At least twice a week, Randle Moore might ask people some seemingly personal questions.
“How are you? Have you been tested yet,” said Moore, a Community Engagement Coordinator for Equitas Health.
On a recent Saturday afternoon, Moore along with several volunteers are helping people get tested for HIV and AIDS during the Levin Family Foundation Health Fair.
“Community service is my passion,” said Moore. “It’s basically being able to engage with the community on various levels.”
Part of that engagement means talking about HIV and AIDS to a younger generation including his peers.
It is the young adults experts said represent the highest number of new infections every year across the country.
“Young people today very often don’t know or don’t think they know anybody living with HIV,” said Bill Hardy, President and CEO of Equitas Health. “‘It can’t happen to me. I’m 20. What could happen to me’.”
It is a mentality the staff at Equitas Health are trying to change by keeping the public aware of the diseases.
Every year, Hardy said more than a thousand people in Ohio will be diagnosed, and more than a hundred others will go unchecked.
Through community gatherings and partnerships, a group of volunteers can travel to universities, bars, or areas believed to be at high-risk of spreading HIV and AIDS.
When it comes to educating the public, a recent study showed a Hollywood celebrity’s own public admittance of being HIV-positive has helped raise awareness around the country.
A study published in the Journal of the American Medical Association Internal Medicine showed Charlie Sheen’s announcement in November 2015 led to the largest amount of HIV-related searches online.
Researchers saw a 540 percent increase in searches for HIV symptoms, and a 214 percent increase related to HIV testing.
Experts said for those who seek treatment, there are paths to a normal life.
“I started here in 1993 and an AIDS diagnoses was a death sentence,” said Hardy. “Thanks to treatment, if we get folks virally supressed today, meaning they’re on medications, they’re taking their medications, and they’ve got the virus under control, life expectancy is near normal and it’s almost impossible for them to infect anybody else.”
Part of the fight against infection is the use of a pill called PrEP, which stands for pre-exposure prophylaxis.

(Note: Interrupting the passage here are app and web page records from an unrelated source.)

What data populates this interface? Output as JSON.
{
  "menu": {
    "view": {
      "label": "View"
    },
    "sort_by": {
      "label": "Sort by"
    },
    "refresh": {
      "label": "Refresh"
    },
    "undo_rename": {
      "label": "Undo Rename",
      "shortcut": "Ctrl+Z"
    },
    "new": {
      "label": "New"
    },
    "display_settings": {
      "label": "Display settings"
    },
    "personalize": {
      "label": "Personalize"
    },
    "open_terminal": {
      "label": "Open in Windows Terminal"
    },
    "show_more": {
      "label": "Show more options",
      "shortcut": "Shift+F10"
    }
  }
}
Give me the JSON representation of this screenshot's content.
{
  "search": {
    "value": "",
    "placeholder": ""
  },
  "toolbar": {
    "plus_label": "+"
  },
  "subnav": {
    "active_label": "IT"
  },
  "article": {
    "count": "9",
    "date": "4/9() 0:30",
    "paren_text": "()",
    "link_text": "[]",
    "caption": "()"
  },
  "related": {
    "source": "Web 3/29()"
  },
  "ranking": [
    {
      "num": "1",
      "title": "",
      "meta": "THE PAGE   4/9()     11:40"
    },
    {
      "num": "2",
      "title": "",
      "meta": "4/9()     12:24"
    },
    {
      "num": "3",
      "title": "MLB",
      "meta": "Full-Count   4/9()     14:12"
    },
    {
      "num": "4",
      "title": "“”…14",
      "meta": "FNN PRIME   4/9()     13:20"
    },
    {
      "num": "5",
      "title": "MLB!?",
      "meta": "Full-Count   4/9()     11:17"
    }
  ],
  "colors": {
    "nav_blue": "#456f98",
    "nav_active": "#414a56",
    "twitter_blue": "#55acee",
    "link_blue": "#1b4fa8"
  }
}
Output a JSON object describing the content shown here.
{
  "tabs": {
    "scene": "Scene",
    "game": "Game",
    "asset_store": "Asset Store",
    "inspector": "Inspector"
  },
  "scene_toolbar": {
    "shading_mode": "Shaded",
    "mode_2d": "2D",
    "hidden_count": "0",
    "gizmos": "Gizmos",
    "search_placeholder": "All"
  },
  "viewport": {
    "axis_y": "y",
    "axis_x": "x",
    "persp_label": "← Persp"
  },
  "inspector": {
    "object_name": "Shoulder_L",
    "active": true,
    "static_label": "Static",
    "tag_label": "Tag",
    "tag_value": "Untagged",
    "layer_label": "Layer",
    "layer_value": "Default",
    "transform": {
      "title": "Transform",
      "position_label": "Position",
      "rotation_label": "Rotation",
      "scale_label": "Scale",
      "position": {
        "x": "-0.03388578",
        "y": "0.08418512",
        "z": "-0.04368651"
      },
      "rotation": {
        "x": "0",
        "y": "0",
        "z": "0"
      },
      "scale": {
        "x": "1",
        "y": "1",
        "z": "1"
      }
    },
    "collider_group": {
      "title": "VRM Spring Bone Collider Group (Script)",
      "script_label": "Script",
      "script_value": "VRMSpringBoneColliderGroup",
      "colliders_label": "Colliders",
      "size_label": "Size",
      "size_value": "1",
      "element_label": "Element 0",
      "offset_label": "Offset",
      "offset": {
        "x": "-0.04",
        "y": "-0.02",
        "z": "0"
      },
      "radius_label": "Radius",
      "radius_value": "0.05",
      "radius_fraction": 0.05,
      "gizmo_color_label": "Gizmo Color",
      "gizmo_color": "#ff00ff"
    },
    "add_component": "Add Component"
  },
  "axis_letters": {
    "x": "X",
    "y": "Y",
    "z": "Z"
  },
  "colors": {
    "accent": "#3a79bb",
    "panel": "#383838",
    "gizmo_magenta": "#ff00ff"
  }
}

Hardy said the pill has proven be 92 to 100 percent effective in stopping the spread of HIV.
Between patients in both Dayton and Columbus, more than 300 people have been prescribed the pill.